So a HTML document exists of html elements, these elements have a start tag(< elementName >) and closing tag (</ elementName >) or are selfclosing (< elementName />).
Every element between the opening tag and the closing tag of an element is considered a child of the element and is indented accordingly (for readability).
You may have noticed that the img tag in the above example had something extra (src="..."). This is called an attribute. Attributes tell something about the element and can be found in the opening tag of the element.
Let's create a HTML document and find out.
Create html file
Create a file with the html extension (filename.html)
If it doesn't work later on check if it is nog (filename.html.txt)
Fill it with html
Fill this file using a text editor (notepad e.g.) with one of the above examples
Open this file using a browser (Edge, Firefox, Chrome)
And there it is, your first html file, served by a browser! Good job.
Don't worry if this didn't work. For the next few posts of this series we are going to use codepen for the examples and for playing with the code. For the HTML basics you can use this pen:
In a pen all you'll need to do is write the HTML that goes in the body element of the HTML document and the preview will automatically be updated.
I found experimentation the fastest way to really learn something and make it stick so please experiment! Everything inside the body element of the document will be what you see in the browser.
Try to create some sort of story, maybe a list or two, and some headings, or anything else you like.

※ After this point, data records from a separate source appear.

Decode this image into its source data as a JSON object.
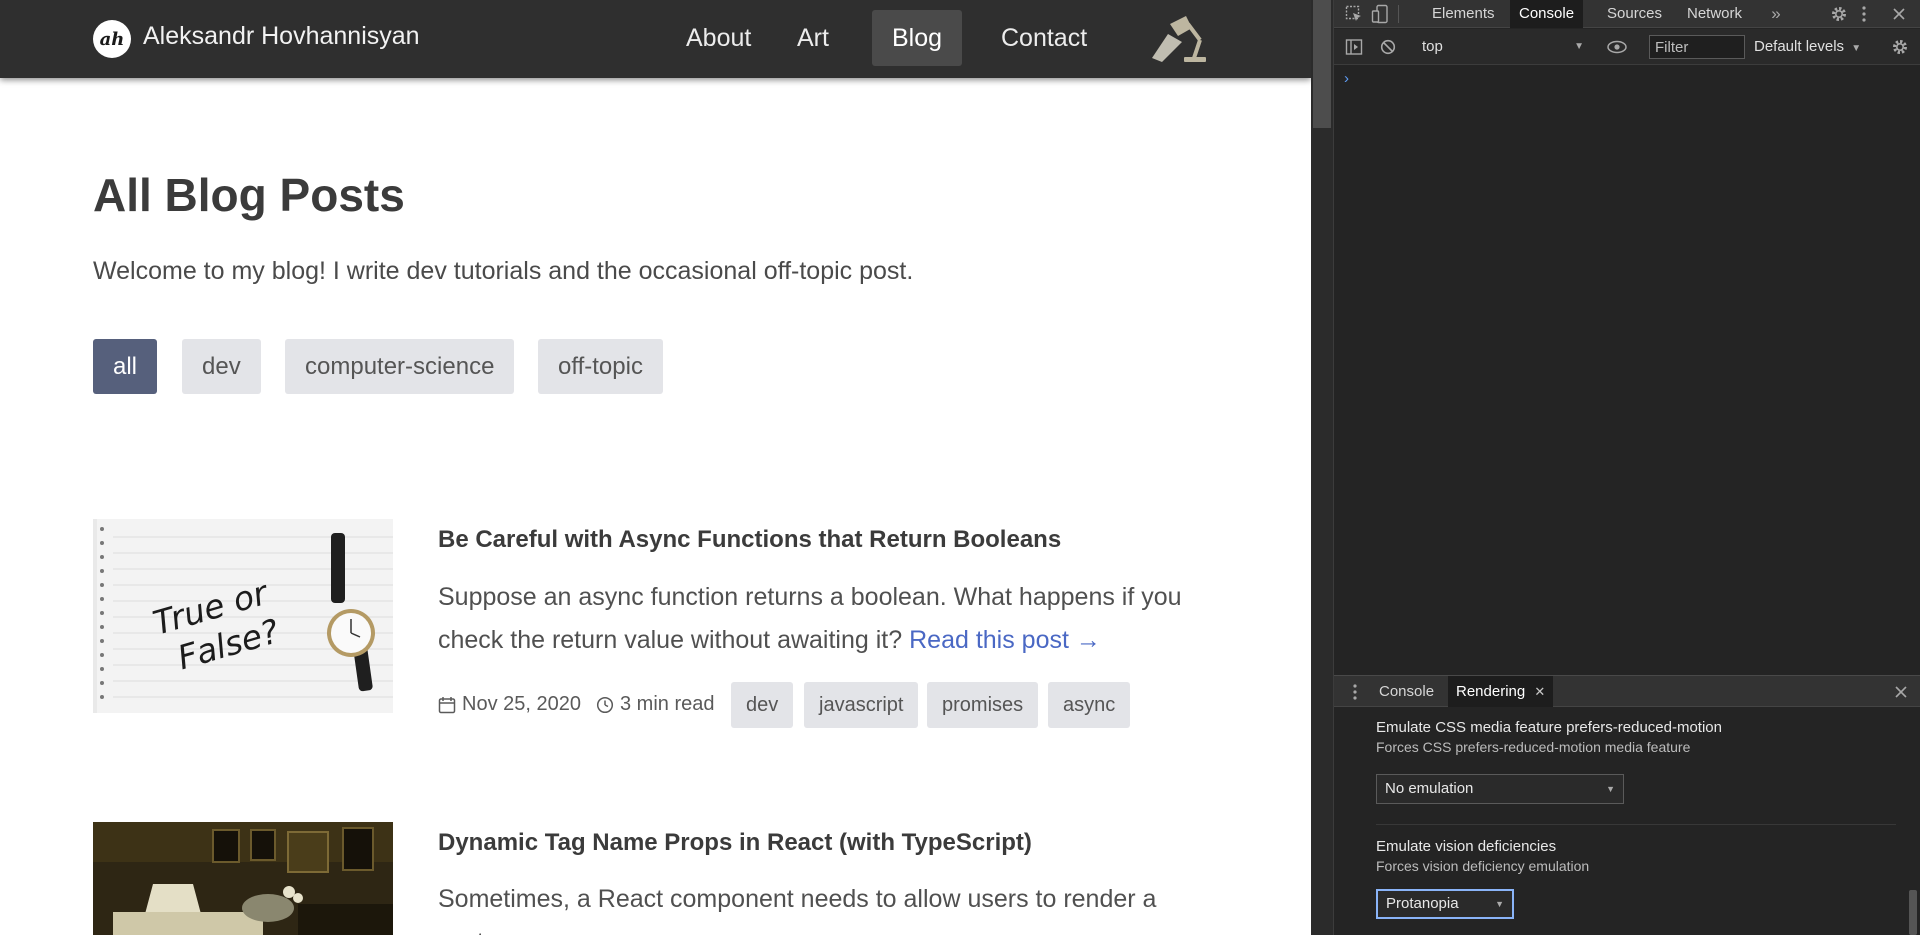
{
  "site": {
    "logo_text": "ah",
    "name": "Aleksandr Hovhannisyan",
    "nav": [
      {
        "label": "About"
      },
      {
        "label": "Art"
      },
      {
        "label": "Blog"
      },
      {
        "label": "Contact"
      }
    ],
    "active_nav": "Blog",
    "theme_toggle_icon": "desk-lamp-icon"
  },
  "page": {
    "title": "All Blog Posts",
    "intro": "Welcome to my blog! I write dev tutorials and the occasional off-topic post.",
    "categories": [
      "all",
      "dev",
      "computer-science",
      "off-topic"
    ],
    "active_category": "all"
  },
  "posts": [
    {
      "title": "Be Careful with Async Functions that Return Booleans",
      "description": "Suppose an async function returns a boolean. What happens if you check the return value without awaiting it?",
      "read_more": "Read this post →",
      "date": "Nov 25, 2020",
      "read_time": "3 min read",
      "tags": [
        "dev",
        "javascript",
        "promises",
        "async"
      ],
      "thumbnail_text": [
        "True or",
        "False?"
      ]
    },
    {
      "title": "Dynamic Tag Name Props in React (with TypeScript)",
      "description": "Sometimes, a React component needs to allow users to render a custom"
    }
  ],
  "devtools": {
    "tabs": [
      "Elements",
      "Console",
      "Sources",
      "Network"
    ],
    "active_tab": "Console",
    "more_tabs": "»",
    "context": "top",
    "filter_placeholder": "Filter",
    "levels": "Default levels",
    "prompt": "›",
    "drawer": {
      "tabs": [
        "Console",
        "Rendering"
      ],
      "active_tab": "Rendering",
      "close_tab": "✕",
      "sections": [
        {
          "title": "Emulate CSS media feature prefers-reduced-motion",
          "subtitle": "Forces CSS prefers-reduced-motion media feature",
          "value": "No emulation"
        },
        {
          "title": "Emulate vision deficiencies",
          "subtitle": "Forces vision deficiency emulation",
          "value": "Protanopia"
        }
      ]
    },
    "colors": {
      "accent": "#8ab4f8",
      "prompt": "#5f9df5",
      "link": "#4a68c4",
      "active_category_bg": "#56607c"
    }
  }
}
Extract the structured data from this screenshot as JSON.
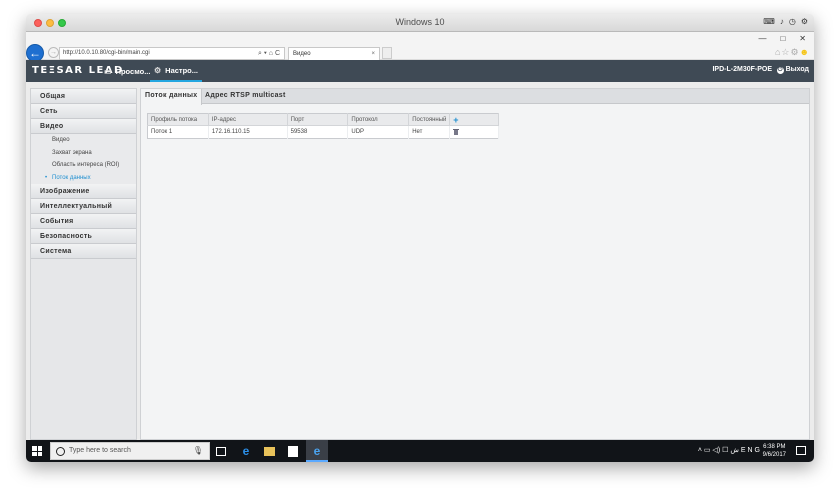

These are the basics of HTML. Sure there is more to making a web app than just html but this is the basis. The next post for the series is going to be about styling the HTML document with CSS, adding color, placing stuff where you want etc. Feel free to leave a comment if you run into any problems and I'll get back to you as soon as possible!